Where does cultural appropriation come from?
The term cultural appropriation emerged in academic literature as early as the 1960s as a tool used to critique colonialism and its effects. The term gradually moved from scholarly jargon into online social-justice activism. It jumped into the mainstream by 2013 as exemplified, for instance, by a popular Huffington Post article critiquing Katy Perry’s indiscriminate incorporation of East-Asian cultural imagery into a “geisha-themed” performance.
As a result, opponents of cultural appropriation naturally began to pop up, declaring that people were being oversensitive, ridiculous, or even that they were promoting segregation. This naturally sparked debates, spreading the term even more.
Another factor that popularized cultural appropriation is people’s increasing willingness to call out the problematic behavior of high-profile people, such as Selena Gomez when she wore a bindi outside of its religious context.
Halloween is also a time when discussion about the issue is cyclically reignited, as people sometimes dress up as racial stereotypes (e.g., white college students wearing Native American headdresses at parties).
Who uses cultural appropriation?
Cultural appropriation is a word that’s still used in academia to discuss the practice as it exists in a theoretical framework. Academic works tend to deal with its morality and any issues that arise out of the practice, especially on a wider, more global level. It also deals with race relations in regards to power imbalances from the aftermath of aggressive colonialism.
As a tool in the social-justice arsenal, people use the term cultural appropriation critically and prescriptively, choosing to label the behavior of others as being culturally appropriative. The term itself is often present in circles dedicated to social justice as a means of starting a dialogue and talking about why an action someone did was wrong. This often happens when a celebrity or a piece of media is found to have culturally-offensive content. The offending party is called out by others in an attempt to get them to acknowledge it, but to also allow bystanders to learn from it. The ultimate goal is to raise awareness and to prevent future, similar instances of the behavior.
Because of the more recent misuse of the term, counter-critics may use the term mockingly, thinking it too politically correct and that SJWs (social-justice warriors) use it for everything. For example, one such critic says “Attention Social Justice Warriors: Please Stop Writing! It’s Cultural Appropriation!” They state that the Sumerians first invented writing and, therefore, it belonged to them, making every modern person guilty of cultural appropriation. This speaks to their belief that activists overuse and overextend the word. One argument is that not sharing cultures and experiences begets less understanding and appreciation for them.

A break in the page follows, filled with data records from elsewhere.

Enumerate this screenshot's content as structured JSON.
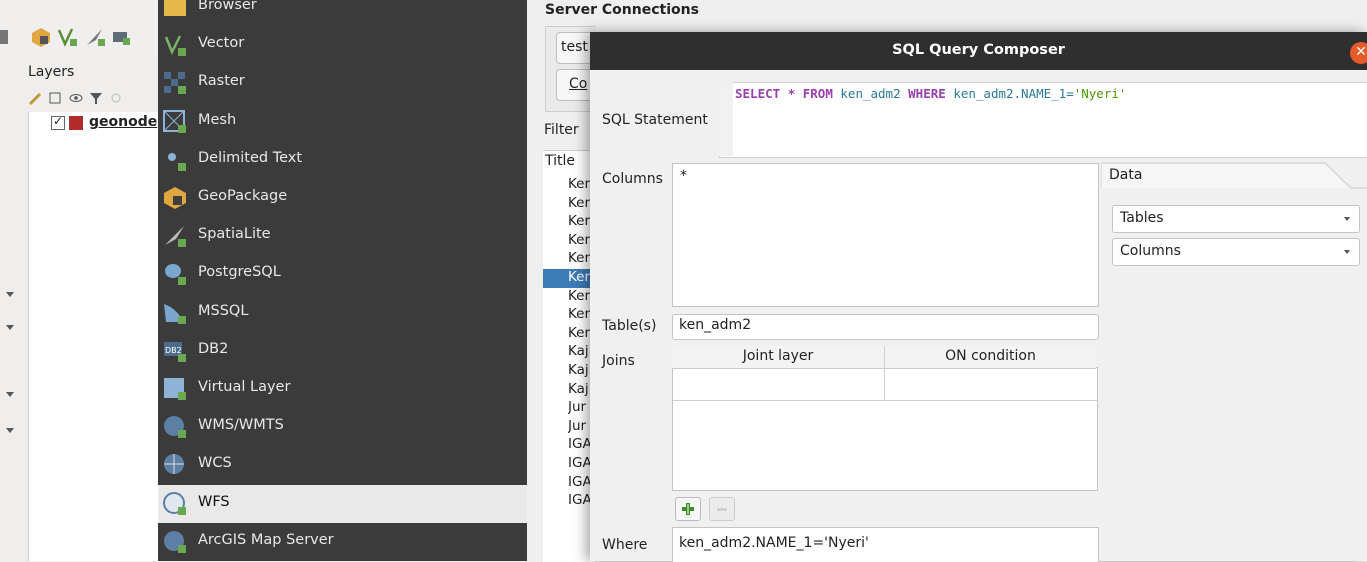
{
  "main_window": {
    "layers_panel": {
      "title": "Layers",
      "layer_item": {
        "label": "geonode",
        "checked": true,
        "color": "#b22b2b"
      }
    }
  },
  "data_source_manager": {
    "items": [
      {
        "label": "Browser",
        "icon": "folder-icon"
      },
      {
        "label": "Vector",
        "icon": "vector-icon"
      },
      {
        "label": "Raster",
        "icon": "raster-icon"
      },
      {
        "label": "Mesh",
        "icon": "mesh-icon"
      },
      {
        "label": "Delimited Text",
        "icon": "delimited-text-icon"
      },
      {
        "label": "GeoPackage",
        "icon": "geopackage-icon"
      },
      {
        "label": "SpatiaLite",
        "icon": "spatialite-icon"
      },
      {
        "label": "PostgreSQL",
        "icon": "postgresql-icon"
      },
      {
        "label": "MSSQL",
        "icon": "mssql-icon"
      },
      {
        "label": "DB2",
        "icon": "db2-icon"
      },
      {
        "label": "Virtual Layer",
        "icon": "virtual-layer-icon"
      },
      {
        "label": "WMS/WMTS",
        "icon": "wms-icon"
      },
      {
        "label": "WCS",
        "icon": "wcs-icon"
      },
      {
        "label": "WFS",
        "icon": "wfs-icon",
        "selected": true
      },
      {
        "label": "ArcGIS Map Server",
        "icon": "arcgis-icon"
      }
    ]
  },
  "wfs_panel": {
    "server_connections_title": "Server Connections",
    "connection_value": "test",
    "connect_button": "Co",
    "filter_label": "Filter",
    "title_header": "Title",
    "title_rows": [
      "Ker",
      "Ker",
      "Ker",
      "Ker",
      "Ker",
      "Ker",
      "Ker",
      "Ker",
      "Ker",
      "Kaj",
      "Kaj",
      "Kaj",
      "Jur",
      "Jur",
      "IGA",
      "IGA",
      "IGA",
      "IGA"
    ],
    "selected_row_index": 5
  },
  "sql_composer": {
    "title": "SQL Query Composer",
    "sql_statement_label": "SQL Statement",
    "sql": {
      "select": "SELECT",
      "star": "*",
      "from": "FROM",
      "table": "ken_adm2",
      "where": "WHERE",
      "field": "ken_adm2.NAME_1=",
      "value": "'Nyeri'"
    },
    "columns_label": "Columns",
    "columns_value": "*",
    "tables_label": "Table(s)",
    "tables_value": "ken_adm2",
    "joins_label": "Joins",
    "joins_headers": [
      "Joint layer",
      "ON condition"
    ],
    "where_label": "Where",
    "where_value": "ken_adm2.NAME_1='Nyeri'",
    "data_tab": "Data",
    "tables_combo": "Tables",
    "columns_combo": "Columns"
  }
}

At the beach and this white girl has cornrows & a henna tattoo of a dreamcatcher. It's a cultural appropriation medley.
@lia_c_hagen, August, 2017
Many forms of yoga cultural appropriation are subtle; they involve knowingly glamorizing a cultural practice but rationalizing it as harmless and fun.

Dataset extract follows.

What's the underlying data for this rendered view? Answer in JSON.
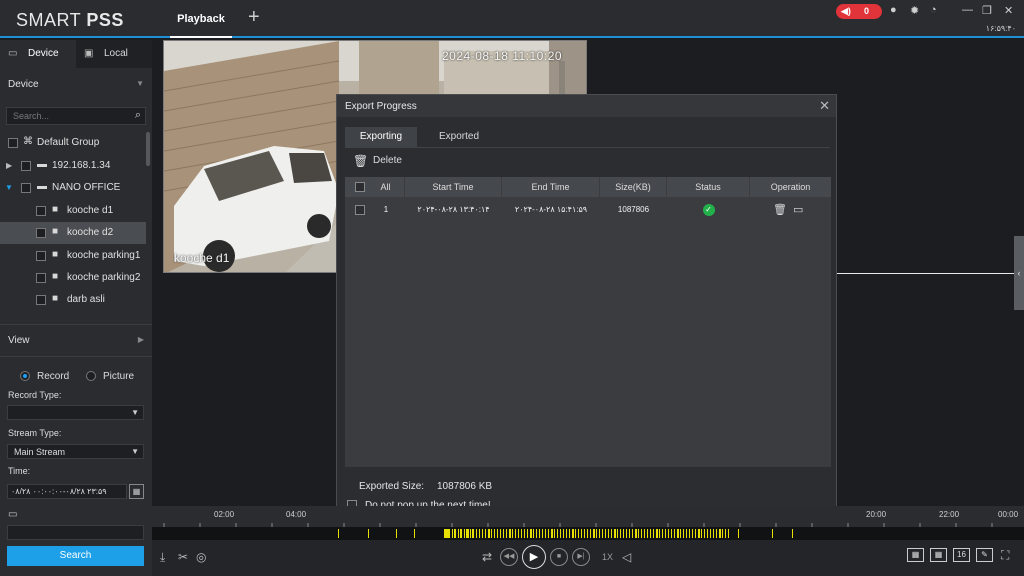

Rina Deshpande, Self, October, 2017
At Reed College, a small liberal-arts school in Portland, Oregon, a 39-year-old Saturday Night Live skit recently caused an uproar over cultural appropriation.
Chris Bodenner, The Atlantic, November, 2017